Wyden-Stevens Legislation Will Stop Sale of Children's Names, Addresses to Marketers
Millions of kids from preschool age up are on lists without parents' knowledge; lists are available freely to marketers online and through mail

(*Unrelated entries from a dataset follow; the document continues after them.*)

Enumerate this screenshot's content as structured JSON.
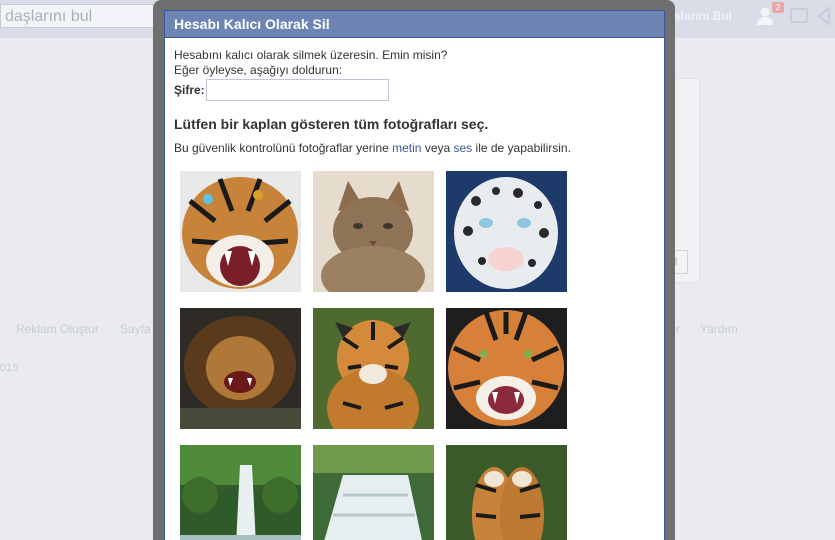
{
  "background": {
    "search_text": "daşlarını bul",
    "find_friends": "şlarını Bul",
    "friend_request_count": "2",
    "save_label": "al",
    "footer_links": [
      "Reklam Oluştur",
      "Sayfa",
      "r",
      "Yardım"
    ],
    "copyright": "015"
  },
  "dialog": {
    "title": "Hesabı Kalıcı Olarak Sil",
    "line1": "Hesabını kalıcı olarak silmek üzeresin. Emin misin?",
    "line2": "Eğer öyleyse, aşağıyı doldurun:",
    "password_label": "Şifre:",
    "password_value": "",
    "instruction": "Lütfen bir kaplan gösteren tüm fotoğrafları seç.",
    "alt_prefix": "Bu güvenlik kontrolünü fotoğraflar yerine ",
    "alt_link_text": "metin",
    "alt_middle": " veya ",
    "alt_link_audio": "ses",
    "alt_suffix": " ile de yapabilirsin."
  },
  "photos": [
    {
      "subject": "tiger-roaring"
    },
    {
      "subject": "cat"
    },
    {
      "subject": "snow-leopard"
    },
    {
      "subject": "lion-roaring"
    },
    {
      "subject": "tiger-in-grass"
    },
    {
      "subject": "tiger-face-snarl"
    },
    {
      "subject": "waterfall-forest"
    },
    {
      "subject": "waterfall-cascade"
    },
    {
      "subject": "two-tigers"
    }
  ],
  "colors": {
    "header_bg": "#6d84b4",
    "border": "#3b5998",
    "link": "#3b5998"
  }
}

Washington, DC - The names, ages and home addresses of millions of American children - some as young as two years old - are being bought and sold every day, often online, for the purpose of commercial marketing. Today in Congress, U.S. Senators Ron Wyden (D-Ore.) and Ted Stevens (R-Alaska) introduced the Children's Listbroker Privacy Act to make that practice unlawful. "The wholesale trafficking in specific information about individual children is something that I think most parents would find troubling - I know I certainly do," said Wyden. "Aside from the obvious privacy issues, young children are not likely to understand the intent and tactics of marketing pitches the way adults do, and may be more vulnerable to influence, manipulation, and outright deception. That's why this practice needs to be stopped now, and why I've introduced this bill." "I was shocked to learn that presently the law does not restrict companies from marketing databases for commercial purposes which contain information about very young children. It is shameful that companies can buy private information about children so they can target them for various enticing products and activities such as clothing, pageants, and summer camps. Data about our country's youngest individuals should not be marketed unless their parents give express consent. I am proud to co-sponsor legislation that will halt this practice," said Stevens. A number of companies routinely advertise the commercial availability of databases containing a variety of information on children of ages as young as junior high, elementary school, or even preschool. Several federal statutes - such as the Children's Online Privacy Protection Act (COPPA), the Family and Educational Rights and Privacy Act, and section 1061 of the No Child Left Behind Act - regulate the collection and disclosure of information about children or students in narrowly specified circumstances. However, once information about children has been collected and compiled - whether that's done in compliance with these statutes, or by any number of means that fall outside their scope - there is little to restrict its dissemination and use by others. The fact that people can make money - sometimes hundreds of dollars for relatively small groups of names from lists of millions of kids - by selling information about children to marketers is a strong incentive to find new and creative ways to collect that information. The Wyden-Stevens legislation would prohibit anyone from selling, buying, licensing, renting or leasing personal information about a person known to be under 16 years of age unless the parent of the child has given express consent or unless the buyer certifies that the information is being obtained for a strictly non-marketing purpose. The transfer of information for purposes that do not involve commercial marketing - such as distributing information about scholarship opportunities or tracking the spread of a disease - would not be affected by the bill. In a case where a sale is permitted because the buyer's purpose is non-commercial, the bill would prohibit the buyer from later using the information for commercial marketing, or from providing the information to somebody else to use for commercial marketing. The bill's enforcement provisions, like those in COPPA, give the Federal Trade Commission and state attorneys general the power to go after violators. The Children's Listbroker Privacy Act is expected to be referred to the Senate Committee on Commerce, Science and Transportation, of which Stevens and Wyden are members.